Dataset rows describing interfaces
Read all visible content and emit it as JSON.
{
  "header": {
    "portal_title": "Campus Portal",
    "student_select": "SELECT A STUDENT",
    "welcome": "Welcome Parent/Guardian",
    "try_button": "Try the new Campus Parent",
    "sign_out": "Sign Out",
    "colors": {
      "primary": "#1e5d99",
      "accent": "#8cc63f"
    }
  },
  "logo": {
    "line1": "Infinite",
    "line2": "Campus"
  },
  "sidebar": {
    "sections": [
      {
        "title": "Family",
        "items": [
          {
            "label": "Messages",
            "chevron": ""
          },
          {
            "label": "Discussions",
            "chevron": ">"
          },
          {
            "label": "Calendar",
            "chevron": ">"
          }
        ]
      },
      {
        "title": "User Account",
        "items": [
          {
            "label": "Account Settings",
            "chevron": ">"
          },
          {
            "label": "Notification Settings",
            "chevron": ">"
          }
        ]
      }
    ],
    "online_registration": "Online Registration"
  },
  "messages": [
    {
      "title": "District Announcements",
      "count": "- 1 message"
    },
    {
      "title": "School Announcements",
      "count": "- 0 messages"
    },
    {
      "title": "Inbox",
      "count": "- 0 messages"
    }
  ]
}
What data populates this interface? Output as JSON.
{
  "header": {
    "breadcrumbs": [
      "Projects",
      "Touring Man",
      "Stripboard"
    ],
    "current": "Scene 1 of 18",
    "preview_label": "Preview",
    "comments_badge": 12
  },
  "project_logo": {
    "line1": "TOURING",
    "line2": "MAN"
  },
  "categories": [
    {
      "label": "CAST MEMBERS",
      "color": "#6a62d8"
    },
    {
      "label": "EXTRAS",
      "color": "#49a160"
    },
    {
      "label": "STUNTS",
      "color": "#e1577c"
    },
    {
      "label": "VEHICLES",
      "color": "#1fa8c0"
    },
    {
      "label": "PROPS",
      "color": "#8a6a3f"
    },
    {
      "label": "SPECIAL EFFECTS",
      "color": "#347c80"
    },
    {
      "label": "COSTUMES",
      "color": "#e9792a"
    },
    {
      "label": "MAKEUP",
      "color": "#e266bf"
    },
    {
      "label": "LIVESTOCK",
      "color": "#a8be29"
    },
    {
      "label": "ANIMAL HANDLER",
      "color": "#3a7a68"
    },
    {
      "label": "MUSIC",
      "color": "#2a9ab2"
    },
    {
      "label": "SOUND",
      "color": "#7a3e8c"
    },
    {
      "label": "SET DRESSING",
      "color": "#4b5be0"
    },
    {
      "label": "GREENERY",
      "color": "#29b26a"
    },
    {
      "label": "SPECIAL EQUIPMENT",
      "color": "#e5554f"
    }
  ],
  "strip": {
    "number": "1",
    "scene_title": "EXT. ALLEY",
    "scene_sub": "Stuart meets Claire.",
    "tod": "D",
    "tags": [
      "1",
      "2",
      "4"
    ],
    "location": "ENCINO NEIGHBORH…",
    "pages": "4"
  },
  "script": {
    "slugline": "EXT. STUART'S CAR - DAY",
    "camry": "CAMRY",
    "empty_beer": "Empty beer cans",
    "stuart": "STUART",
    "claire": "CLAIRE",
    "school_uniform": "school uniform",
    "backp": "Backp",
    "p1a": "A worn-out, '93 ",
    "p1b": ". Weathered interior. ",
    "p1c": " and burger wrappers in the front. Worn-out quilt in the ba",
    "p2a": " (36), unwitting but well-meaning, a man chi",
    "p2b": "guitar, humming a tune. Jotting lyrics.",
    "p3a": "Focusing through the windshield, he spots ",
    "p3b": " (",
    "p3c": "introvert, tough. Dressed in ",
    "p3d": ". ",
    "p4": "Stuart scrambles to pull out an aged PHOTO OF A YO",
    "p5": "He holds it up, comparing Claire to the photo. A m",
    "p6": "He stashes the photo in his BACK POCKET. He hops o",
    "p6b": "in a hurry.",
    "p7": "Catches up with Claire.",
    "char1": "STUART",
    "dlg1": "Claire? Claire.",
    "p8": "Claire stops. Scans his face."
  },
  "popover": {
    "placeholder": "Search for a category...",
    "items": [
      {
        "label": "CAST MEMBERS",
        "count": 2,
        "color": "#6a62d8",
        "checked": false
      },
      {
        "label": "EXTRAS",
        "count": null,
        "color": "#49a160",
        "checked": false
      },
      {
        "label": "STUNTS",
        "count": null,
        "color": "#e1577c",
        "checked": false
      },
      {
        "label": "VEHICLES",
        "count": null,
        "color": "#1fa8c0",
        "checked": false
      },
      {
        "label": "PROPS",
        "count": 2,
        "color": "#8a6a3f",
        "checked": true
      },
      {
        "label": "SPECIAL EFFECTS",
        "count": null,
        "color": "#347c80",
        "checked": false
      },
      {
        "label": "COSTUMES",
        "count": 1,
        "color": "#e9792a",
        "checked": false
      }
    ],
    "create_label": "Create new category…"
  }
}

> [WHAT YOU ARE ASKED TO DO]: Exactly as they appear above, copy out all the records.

> [WRITTEN SOLUTION]:
Read all visible content and emit it as JSON.
{
  "header": {
    "portal_title": "Campus Portal",
    "student_select": "SELECT A STUDENT",
    "welcome": "Welcome Parent/Guardian",
    "try_button": "Try the new Campus Parent",
    "sign_out": "Sign Out",
    "colors": {
      "primary": "#1e5d99",
      "accent": "#8cc63f"
    }
  },
  "logo": {
    "line1": "Infinite",
    "line2": "Campus"
  },
  "sidebar": {
    "sections": [
      {
        "title": "Family",
        "items": [
          {
            "label": "Messages",
            "chevron": ""
          },
          {
            "label": "Discussions",
            "chevron": ">"
          },
          {
            "label": "Calendar",
            "chevron": ">"
          }
        ]
      },
      {
        "title": "User Account",
        "items": [
          {
            "label": "Account Settings",
            "chevron": ">"
          },
          {
            "label": "Notification Settings",
            "chevron": ">"
          }
        ]
      }
    ],
    "online_registration": "Online Registration"
  },
  "messages": [
    {
      "title": "District Announcements",
      "count": "- 1 message"
    },
    {
      "title": "School Announcements",
      "count": "- 0 messages"
    },
    {
      "title": "Inbox",
      "count": "- 0 messages"
    }
  ]
}
What data populates this interface? Output as JSON.
{
  "header": {
    "breadcrumbs": [
      "Projects",
      "Touring Man",
      "Stripboard"
    ],
    "current": "Scene 1 of 18",
    "preview_label": "Preview",
    "comments_badge": 12
  },
  "project_logo": {
    "line1": "TOURING",
    "line2": "MAN"
  },
  "categories": [
    {
      "label": "CAST MEMBERS",
      "color": "#6a62d8"
    },
    {
      "label": "EXTRAS",
      "color": "#49a160"
    },
    {
      "label": "STUNTS",
      "color": "#e1577c"
    },
    {
      "label": "VEHICLES",
      "color": "#1fa8c0"
    },
    {
      "label": "PROPS",
      "color": "#8a6a3f"
    },
    {
      "label": "SPECIAL EFFECTS",
      "color": "#347c80"
    },
    {
      "label": "COSTUMES",
      "color": "#e9792a"
    },
    {
      "label": "MAKEUP",
      "color": "#e266bf"
    },
    {
      "label": "LIVESTOCK",
      "color": "#a8be29"
    },
    {
      "label": "ANIMAL HANDLER",
      "color": "#3a7a68"
    },
    {
      "label": "MUSIC",
      "color": "#2a9ab2"
    },
    {
      "label": "SOUND",
      "color": "#7a3e8c"
    },
    {
      "label": "SET DRESSING",
      "color": "#4b5be0"
    },
    {
      "label": "GREENERY",
      "color": "#29b26a"
    },
    {
      "label": "SPECIAL EQUIPMENT",
      "color": "#e5554f"
    }
  ],
  "strip": {
    "number": "1",
    "scene_title": "EXT. ALLEY",
    "scene_sub": "Stuart meets Claire.",
    "tod": "D",
    "tags": [
      "1",
      "2",
      "4"
    ],
    "location": "ENCINO NEIGHBORH…",
    "pages": "4"
  },
  "script": {
    "slugline": "EXT. STUART'S CAR - DAY",
    "camry": "CAMRY",
    "empty_beer": "Empty beer cans",
    "stuart": "STUART",
    "claire": "CLAIRE",
    "school_uniform": "school uniform",
    "backp": "Backp",
    "p1a": "A worn-out, '93 ",
    "p1b": ". Weathered interior. ",
    "p1c": " and burger wrappers in the front. Worn-out quilt in the ba",
    "p2a": " (36), unwitting but well-meaning, a man chi",
    "p2b": "guitar, humming a tune. Jotting lyrics.",
    "p3a": "Focusing through the windshield, he spots ",
    "p3b": " (",
    "p3c": "introvert, tough. Dressed in ",
    "p3d": ". ",
    "p4": "Stuart scrambles to pull out an aged PHOTO OF A YO",
    "p5": "He holds it up, comparing Claire to the photo. A m",
    "p6": "He stashes the photo in his BACK POCKET. He hops o",
    "p6b": "in a hurry.",
    "p7": "Catches up with Claire.",
    "char1": "STUART",
    "dlg1": "Claire? Claire.",
    "p8": "Claire stops. Scans his face."
  },
  "popover": {
    "placeholder": "Search for a category...",
    "items": [
      {
        "label": "CAST MEMBERS",
        "count": 2,
        "color": "#6a62d8",
        "checked": false
      },
      {
        "label": "EXTRAS",
        "count": null,
        "color": "#49a160",
        "checked": false
      },
      {
        "label": "STUNTS",
        "count": null,
        "color": "#e1577c",
        "checked": false
      },
      {
        "label": "VEHICLES",
        "count": null,
        "color": "#1fa8c0",
        "checked": false
      },
      {
        "label": "PROPS",
        "count": 2,
        "color": "#8a6a3f",
        "checked": true
      },
      {
        "label": "SPECIAL EFFECTS",
        "count": null,
        "color": "#347c80",
        "checked": false
      },
      {
        "label": "COSTUMES",
        "count": 1,
        "color": "#e9792a",
        "checked": false
      }
    ],
    "create_label": "Create new category…"
  }
}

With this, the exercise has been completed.